▶ [INFORMATION]
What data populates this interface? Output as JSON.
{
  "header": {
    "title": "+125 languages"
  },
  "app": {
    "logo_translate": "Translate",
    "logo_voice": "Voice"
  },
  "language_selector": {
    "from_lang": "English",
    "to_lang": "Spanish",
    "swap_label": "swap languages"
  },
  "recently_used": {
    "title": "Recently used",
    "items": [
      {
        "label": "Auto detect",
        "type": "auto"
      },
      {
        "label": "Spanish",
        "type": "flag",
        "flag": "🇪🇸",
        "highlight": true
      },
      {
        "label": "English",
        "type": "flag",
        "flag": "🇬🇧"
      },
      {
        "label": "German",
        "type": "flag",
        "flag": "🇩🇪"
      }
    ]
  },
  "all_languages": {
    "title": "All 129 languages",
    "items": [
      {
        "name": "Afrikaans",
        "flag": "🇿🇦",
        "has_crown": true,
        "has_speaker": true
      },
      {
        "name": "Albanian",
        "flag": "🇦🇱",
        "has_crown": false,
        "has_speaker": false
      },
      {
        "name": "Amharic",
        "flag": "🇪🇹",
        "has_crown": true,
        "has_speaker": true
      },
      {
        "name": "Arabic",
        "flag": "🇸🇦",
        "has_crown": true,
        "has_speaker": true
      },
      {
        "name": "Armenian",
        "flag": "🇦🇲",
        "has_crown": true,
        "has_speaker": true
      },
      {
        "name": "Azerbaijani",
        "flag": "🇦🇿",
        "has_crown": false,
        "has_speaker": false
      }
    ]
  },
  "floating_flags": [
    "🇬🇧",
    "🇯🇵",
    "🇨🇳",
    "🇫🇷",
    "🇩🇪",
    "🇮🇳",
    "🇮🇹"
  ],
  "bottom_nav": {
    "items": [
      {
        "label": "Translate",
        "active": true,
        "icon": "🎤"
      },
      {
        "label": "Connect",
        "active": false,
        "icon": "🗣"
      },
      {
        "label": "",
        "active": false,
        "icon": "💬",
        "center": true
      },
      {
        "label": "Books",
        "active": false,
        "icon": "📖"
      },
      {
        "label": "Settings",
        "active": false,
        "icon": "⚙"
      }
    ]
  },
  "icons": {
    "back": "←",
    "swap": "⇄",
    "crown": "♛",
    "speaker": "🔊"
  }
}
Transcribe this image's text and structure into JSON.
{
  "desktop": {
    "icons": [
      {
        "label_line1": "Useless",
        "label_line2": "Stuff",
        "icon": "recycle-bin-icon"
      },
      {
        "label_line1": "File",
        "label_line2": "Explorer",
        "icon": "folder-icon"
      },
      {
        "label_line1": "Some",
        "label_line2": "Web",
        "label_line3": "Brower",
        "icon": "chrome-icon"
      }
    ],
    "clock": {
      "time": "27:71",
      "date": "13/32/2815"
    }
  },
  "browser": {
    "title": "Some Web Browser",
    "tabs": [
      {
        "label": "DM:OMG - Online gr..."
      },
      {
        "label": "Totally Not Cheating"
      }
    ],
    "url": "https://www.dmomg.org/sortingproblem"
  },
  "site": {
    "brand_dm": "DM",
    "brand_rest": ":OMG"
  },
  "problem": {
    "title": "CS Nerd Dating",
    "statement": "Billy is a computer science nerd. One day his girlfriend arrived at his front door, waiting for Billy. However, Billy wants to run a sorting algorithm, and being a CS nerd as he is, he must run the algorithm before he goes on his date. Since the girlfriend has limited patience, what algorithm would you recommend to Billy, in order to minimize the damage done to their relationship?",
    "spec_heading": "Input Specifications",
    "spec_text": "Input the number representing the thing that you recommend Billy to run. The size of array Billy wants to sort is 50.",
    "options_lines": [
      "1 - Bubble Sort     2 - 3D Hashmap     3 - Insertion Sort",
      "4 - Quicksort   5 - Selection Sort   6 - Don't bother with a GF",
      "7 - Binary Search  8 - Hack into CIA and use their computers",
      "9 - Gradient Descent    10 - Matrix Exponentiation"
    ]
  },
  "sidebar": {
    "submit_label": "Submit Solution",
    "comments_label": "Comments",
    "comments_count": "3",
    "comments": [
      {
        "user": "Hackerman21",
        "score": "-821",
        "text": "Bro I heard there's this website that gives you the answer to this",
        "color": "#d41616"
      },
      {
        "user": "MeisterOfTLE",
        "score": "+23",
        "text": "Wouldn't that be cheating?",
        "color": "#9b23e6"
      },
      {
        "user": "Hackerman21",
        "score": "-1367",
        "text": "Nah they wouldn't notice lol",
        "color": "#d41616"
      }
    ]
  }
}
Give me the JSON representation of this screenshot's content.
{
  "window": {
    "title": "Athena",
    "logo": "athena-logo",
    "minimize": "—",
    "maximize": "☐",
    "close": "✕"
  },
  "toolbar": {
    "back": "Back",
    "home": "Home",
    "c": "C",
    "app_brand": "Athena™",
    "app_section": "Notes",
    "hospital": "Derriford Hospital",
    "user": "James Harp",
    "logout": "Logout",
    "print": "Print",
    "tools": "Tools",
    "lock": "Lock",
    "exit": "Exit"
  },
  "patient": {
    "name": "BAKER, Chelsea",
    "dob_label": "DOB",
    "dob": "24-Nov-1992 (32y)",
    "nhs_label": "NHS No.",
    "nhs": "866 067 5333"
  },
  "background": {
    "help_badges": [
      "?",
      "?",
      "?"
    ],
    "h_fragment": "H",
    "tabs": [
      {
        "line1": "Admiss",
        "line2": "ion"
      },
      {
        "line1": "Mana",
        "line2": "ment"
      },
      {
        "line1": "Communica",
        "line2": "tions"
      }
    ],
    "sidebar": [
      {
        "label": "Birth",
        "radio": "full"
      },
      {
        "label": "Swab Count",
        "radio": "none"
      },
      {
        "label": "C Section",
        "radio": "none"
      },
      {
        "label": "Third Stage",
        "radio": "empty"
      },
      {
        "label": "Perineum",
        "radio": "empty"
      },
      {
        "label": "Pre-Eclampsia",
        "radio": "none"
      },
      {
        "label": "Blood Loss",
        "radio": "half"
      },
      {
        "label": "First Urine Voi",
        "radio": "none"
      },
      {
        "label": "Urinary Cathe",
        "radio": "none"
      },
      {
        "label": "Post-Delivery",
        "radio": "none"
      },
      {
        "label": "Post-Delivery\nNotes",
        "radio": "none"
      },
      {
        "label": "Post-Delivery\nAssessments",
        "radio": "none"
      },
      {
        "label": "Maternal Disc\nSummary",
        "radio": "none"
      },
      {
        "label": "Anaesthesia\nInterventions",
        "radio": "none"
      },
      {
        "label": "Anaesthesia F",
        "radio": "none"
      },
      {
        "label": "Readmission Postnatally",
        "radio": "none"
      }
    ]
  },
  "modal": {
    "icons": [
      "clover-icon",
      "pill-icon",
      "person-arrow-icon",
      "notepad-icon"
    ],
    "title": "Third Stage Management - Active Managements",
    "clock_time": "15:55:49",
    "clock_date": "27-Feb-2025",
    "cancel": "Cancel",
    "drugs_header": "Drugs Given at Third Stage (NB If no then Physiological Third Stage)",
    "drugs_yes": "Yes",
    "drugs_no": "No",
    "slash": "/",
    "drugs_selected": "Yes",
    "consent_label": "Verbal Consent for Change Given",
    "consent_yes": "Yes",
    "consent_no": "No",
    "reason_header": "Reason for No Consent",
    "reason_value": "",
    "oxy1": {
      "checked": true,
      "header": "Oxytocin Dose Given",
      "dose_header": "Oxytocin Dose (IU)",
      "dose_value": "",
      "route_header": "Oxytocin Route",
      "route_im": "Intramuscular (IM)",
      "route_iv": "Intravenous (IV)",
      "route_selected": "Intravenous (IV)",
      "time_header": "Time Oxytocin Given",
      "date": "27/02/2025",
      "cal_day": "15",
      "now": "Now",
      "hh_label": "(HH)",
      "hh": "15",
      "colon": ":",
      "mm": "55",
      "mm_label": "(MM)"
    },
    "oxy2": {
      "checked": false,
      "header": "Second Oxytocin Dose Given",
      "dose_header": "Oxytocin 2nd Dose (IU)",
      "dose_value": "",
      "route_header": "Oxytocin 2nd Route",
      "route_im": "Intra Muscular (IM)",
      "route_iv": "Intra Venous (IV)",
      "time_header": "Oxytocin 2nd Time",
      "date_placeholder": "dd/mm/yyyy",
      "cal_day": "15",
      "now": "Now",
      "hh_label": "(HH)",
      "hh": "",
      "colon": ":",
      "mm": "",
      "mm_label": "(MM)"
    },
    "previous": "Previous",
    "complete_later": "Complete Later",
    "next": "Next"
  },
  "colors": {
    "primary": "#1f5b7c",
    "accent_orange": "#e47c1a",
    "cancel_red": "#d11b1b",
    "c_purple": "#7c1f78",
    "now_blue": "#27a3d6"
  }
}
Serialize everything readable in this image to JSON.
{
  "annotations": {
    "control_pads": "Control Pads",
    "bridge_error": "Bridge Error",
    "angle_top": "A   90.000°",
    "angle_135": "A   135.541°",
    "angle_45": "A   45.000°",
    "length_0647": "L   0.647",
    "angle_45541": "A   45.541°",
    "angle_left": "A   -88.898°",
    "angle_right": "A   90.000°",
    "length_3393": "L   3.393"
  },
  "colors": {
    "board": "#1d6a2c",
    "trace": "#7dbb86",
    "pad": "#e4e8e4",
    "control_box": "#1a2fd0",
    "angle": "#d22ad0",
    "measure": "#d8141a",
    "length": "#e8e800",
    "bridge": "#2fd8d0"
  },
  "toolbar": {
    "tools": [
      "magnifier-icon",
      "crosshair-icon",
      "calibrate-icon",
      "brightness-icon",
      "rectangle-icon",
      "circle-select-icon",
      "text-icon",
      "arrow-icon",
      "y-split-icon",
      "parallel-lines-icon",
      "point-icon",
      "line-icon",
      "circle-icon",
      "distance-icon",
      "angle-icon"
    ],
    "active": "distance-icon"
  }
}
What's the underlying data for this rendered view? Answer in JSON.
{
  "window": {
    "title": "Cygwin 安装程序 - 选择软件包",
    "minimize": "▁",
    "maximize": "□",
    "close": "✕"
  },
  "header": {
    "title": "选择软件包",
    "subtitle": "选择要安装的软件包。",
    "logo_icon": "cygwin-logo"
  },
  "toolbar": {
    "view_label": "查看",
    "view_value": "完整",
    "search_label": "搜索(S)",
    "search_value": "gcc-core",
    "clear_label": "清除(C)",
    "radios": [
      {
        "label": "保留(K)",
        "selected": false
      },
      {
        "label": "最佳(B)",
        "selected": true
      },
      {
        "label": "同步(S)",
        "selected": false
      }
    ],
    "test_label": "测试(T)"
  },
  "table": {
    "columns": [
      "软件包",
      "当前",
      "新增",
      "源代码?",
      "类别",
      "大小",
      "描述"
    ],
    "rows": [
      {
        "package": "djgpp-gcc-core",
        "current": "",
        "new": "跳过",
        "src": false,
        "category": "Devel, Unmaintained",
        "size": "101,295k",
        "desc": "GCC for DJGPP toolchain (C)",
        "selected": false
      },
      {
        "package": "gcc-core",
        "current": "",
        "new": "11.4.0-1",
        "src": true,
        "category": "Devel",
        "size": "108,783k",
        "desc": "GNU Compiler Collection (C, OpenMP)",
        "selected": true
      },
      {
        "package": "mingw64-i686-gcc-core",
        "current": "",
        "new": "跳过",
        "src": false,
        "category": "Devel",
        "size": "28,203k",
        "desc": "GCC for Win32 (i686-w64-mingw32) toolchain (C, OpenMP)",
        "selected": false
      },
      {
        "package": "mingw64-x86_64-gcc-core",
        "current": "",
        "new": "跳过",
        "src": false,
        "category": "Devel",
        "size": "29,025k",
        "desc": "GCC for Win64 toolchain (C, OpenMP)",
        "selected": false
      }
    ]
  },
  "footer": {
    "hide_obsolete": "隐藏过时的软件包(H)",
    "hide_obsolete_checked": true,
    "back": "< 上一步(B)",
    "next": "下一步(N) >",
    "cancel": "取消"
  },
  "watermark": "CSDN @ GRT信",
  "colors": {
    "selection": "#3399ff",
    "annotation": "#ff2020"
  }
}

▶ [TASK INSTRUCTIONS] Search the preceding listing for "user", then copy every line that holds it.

▶ [ANSWER TO THIS PROBLEM]
        "user": "Hackerman21",
        "user": "MeisterOfTLE",
        "user": "Hackerman21",
    "user": "James Harp",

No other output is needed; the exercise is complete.